Efforts of some to apply these words in any manner whatever to the Jewish return from captivity were described by the same author as “most inadequate.”
Barnes denied that the words here have any other explanation than as a reference to the Father; but it was not “The Father,” but “The Son” who actually “visited” us from on high and brought redemption to fallen man.
Again, we point out that the great promise in Isaiah 35:4 is, “Behold, your God will come … and save you.” Very well, the people who heard that would wish to know, above everything else, WHEN will it happen? Isaiah 35:5 answers the question.
Look at the first word in Isaiah 35:5 and Isaiah 35:6. “THEN,” that is, when the “eyes of the blind shall be opened, and the ears of the death unstopped.”
“When? …. Then,” “When the lame man shall leap as a hart, and the tongue of the dumb shall sing!” And when?, pray tell, is that? It is, of course, in the times of the Messiah, for there is not a more Messianic message in the entire Bible than these two verses right here. Commentators of every shade of conviction are unanimous:
“Lowth declared that, “The miraculous works wrought by our blessed Saviour are so clearly specified here (Isaiah 35:5,6) that we cannot avoid making the application.
And our Saviour himself has moreover plainly referred to this passage as speaking of him and his works in Matthew 11:4,5″.

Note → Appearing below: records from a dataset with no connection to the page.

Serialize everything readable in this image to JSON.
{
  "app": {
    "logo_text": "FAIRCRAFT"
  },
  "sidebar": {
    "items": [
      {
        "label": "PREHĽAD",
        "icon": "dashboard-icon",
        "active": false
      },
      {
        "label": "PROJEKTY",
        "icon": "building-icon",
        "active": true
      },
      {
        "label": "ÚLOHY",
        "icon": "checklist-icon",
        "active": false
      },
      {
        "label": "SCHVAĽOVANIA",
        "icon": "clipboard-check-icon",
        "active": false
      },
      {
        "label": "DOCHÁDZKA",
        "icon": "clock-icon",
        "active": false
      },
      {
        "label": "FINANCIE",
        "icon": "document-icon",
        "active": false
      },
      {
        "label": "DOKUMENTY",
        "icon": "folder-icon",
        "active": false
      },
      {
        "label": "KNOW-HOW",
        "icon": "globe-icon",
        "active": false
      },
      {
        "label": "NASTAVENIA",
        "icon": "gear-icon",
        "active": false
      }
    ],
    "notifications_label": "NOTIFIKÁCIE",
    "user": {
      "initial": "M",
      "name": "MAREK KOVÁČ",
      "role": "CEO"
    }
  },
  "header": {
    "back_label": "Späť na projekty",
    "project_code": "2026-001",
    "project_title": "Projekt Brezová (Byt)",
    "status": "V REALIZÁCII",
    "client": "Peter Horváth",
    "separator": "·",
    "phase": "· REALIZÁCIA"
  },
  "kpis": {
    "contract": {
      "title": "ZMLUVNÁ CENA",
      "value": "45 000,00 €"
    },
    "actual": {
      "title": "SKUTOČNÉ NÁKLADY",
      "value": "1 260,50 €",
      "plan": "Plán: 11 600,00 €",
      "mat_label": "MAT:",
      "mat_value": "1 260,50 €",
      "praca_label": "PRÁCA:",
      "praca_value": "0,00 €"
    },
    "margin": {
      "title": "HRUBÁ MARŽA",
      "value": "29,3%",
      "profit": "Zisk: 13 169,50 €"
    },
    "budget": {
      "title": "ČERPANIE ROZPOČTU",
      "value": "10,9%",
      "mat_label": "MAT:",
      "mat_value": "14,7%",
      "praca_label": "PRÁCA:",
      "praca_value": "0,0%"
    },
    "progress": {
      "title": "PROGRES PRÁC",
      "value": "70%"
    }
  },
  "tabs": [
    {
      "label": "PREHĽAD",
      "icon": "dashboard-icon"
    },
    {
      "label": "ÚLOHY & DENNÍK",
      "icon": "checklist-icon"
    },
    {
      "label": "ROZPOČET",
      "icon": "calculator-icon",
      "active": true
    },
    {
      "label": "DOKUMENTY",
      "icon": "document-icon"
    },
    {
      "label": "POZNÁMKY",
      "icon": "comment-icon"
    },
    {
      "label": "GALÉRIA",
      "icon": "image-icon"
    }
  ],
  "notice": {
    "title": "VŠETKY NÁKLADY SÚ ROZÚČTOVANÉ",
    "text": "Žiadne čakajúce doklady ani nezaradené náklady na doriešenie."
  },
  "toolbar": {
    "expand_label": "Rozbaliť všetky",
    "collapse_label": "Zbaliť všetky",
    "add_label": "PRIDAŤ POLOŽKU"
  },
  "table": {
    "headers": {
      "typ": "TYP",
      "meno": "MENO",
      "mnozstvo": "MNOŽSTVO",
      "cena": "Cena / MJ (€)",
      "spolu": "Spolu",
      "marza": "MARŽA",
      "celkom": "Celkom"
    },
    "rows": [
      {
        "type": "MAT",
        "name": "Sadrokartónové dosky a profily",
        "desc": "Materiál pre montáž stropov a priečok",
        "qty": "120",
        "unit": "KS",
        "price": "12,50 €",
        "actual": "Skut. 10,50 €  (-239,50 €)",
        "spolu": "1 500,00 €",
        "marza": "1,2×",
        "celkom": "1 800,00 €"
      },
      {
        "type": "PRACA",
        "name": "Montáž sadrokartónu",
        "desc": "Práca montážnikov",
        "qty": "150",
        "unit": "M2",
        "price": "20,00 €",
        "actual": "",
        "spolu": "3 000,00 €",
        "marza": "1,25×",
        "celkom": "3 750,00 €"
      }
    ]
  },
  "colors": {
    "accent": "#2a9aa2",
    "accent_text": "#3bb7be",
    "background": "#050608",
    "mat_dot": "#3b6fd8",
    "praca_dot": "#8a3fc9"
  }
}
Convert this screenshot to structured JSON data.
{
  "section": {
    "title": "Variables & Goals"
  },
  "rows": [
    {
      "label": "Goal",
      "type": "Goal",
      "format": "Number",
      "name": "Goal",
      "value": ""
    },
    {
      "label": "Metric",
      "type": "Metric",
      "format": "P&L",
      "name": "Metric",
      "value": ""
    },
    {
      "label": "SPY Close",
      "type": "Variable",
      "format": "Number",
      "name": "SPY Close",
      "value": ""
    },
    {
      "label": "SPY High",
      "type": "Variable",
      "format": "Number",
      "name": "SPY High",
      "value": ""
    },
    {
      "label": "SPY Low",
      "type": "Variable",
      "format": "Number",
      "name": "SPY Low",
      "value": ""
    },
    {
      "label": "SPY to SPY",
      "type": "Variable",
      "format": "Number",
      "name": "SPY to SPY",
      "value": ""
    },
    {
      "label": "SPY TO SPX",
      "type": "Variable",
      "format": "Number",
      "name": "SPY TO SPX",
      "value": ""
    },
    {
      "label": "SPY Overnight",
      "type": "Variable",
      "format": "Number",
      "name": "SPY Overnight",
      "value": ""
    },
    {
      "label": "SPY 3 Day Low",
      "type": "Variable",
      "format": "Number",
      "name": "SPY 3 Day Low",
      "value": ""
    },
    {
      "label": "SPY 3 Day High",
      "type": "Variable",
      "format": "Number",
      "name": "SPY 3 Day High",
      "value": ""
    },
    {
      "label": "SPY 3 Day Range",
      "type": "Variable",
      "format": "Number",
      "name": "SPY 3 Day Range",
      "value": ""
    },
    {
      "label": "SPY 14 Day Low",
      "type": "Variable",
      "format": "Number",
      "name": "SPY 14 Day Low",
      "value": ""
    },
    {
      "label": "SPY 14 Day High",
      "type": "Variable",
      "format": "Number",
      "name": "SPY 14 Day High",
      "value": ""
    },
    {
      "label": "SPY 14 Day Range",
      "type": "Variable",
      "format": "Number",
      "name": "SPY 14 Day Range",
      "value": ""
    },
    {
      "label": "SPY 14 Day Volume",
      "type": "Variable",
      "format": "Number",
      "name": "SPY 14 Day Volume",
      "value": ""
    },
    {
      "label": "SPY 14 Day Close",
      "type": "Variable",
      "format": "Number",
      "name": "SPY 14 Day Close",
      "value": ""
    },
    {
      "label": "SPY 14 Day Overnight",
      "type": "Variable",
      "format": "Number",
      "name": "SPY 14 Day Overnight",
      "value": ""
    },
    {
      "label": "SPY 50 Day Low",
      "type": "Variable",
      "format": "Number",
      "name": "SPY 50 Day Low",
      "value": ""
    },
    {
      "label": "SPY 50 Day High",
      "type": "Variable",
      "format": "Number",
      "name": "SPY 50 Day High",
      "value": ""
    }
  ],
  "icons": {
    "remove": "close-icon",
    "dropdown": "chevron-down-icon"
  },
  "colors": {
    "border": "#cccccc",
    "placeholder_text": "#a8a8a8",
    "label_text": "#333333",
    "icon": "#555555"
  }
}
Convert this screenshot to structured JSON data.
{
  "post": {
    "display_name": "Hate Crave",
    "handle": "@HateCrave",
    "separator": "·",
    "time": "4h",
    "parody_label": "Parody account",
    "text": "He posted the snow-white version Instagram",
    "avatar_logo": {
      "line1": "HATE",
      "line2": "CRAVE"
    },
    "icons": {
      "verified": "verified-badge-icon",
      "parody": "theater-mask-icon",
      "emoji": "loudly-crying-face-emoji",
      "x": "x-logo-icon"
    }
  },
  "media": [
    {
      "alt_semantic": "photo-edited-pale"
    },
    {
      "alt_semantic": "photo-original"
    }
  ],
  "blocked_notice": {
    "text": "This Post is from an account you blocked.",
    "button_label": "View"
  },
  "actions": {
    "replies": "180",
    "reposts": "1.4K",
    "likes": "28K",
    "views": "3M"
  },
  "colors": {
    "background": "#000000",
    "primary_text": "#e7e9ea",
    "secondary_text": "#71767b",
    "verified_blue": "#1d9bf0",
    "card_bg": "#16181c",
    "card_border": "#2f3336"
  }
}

This passage is so accurate a description of what the Messiah, the Lord Jesus Christ did, that it doubtless refers to the miracles which he would perform.”